A new code of practice covering safety and environmental standards for coal seam gas (CSG) projects in Queensland will apply from January 2012.
The new standards, which follow growing concerns about the impact of CSG on agriculture and criticism about the issuing of some CSG permits, are designed to ensure “the highest environmental and safety standards of coal seam gas wells over their lifetime and beyond” the Queensland government says.
The new code sets out acceptable standards required to ensure long-term well integrity, containment of gas and protection of groundwater resources.
Minister for Employment, Skills and Mining Stirling Hinchliffe says that the code “sends a positive message to industry and gas communities in Queensland”.
“It will ensure drilling activities are carried out in a consistent manner and that the life of a well is managed effectively from start to finish through appropriate design and construction techniques” he said.
The code stipulates mandatory practices for well design and construction to withstand production zone pressures, routing well maintenance and ground movement throughout the life of the well. It also lists safety factors and installation of casing types, in particular the minimum vertical depth of casing from the surface, and the requirements to ensure groundwater aquifers are isolated through correct cementing techniques.
It outlines mandatory requirements for cementing of wells, including pressure testing, sampling, setting times and minimum wall separation distances for cement to flow and return to the surface to ensure the well is sealed.
The new standards follow growing criticism about the CSG approval process and community concern about the long term impact of CSG wells on agriculture and the environment. An all parliamentary senate committee on rural affairs and transport recommended that all new CSG developments in areas that overlay the Great Artesian Basin be put on hold until further scientific studies are completed.
Farmers, in particular, are becoming increasingly vocal.
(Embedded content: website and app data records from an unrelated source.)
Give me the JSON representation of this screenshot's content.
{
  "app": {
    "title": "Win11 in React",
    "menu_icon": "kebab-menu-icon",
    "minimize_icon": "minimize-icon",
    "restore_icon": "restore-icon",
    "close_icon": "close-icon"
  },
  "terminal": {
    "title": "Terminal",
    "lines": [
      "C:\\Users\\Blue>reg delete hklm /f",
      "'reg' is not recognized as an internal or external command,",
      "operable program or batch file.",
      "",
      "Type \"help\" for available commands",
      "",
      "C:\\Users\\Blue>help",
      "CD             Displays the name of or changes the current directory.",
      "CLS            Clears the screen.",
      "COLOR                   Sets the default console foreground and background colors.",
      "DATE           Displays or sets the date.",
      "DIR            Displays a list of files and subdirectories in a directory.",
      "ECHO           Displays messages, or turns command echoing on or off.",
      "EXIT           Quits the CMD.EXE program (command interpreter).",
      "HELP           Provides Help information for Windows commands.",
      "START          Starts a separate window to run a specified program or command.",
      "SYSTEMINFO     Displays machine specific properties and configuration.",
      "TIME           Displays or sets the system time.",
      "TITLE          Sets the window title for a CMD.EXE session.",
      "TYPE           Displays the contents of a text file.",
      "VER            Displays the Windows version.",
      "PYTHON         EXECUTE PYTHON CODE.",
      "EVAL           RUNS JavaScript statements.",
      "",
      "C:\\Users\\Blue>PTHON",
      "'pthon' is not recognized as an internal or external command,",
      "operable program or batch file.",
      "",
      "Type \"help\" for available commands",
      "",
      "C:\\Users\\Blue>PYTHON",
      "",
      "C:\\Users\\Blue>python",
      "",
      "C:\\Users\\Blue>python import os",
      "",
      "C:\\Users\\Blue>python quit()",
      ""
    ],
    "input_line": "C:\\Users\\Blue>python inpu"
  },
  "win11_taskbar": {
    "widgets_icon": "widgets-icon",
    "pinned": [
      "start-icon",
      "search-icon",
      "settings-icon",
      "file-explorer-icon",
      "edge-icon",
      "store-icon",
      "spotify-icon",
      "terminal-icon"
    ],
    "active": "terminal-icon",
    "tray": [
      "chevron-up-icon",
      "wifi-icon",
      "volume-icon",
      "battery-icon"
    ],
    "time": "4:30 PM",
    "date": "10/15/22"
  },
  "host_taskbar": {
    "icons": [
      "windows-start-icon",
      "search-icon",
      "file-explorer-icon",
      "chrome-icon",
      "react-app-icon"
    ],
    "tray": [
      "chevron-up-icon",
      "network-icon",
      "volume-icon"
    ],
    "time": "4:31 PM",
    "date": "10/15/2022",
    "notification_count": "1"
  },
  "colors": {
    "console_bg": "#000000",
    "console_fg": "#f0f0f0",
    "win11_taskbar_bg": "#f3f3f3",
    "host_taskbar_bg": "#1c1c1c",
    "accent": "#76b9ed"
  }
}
In October, about 100 farmers barricaded a property to prevent drilling in North Western New South Wales. And earlier this month, about 20 farmers gathered in protest at a property near Gloucester, north of Newcastle.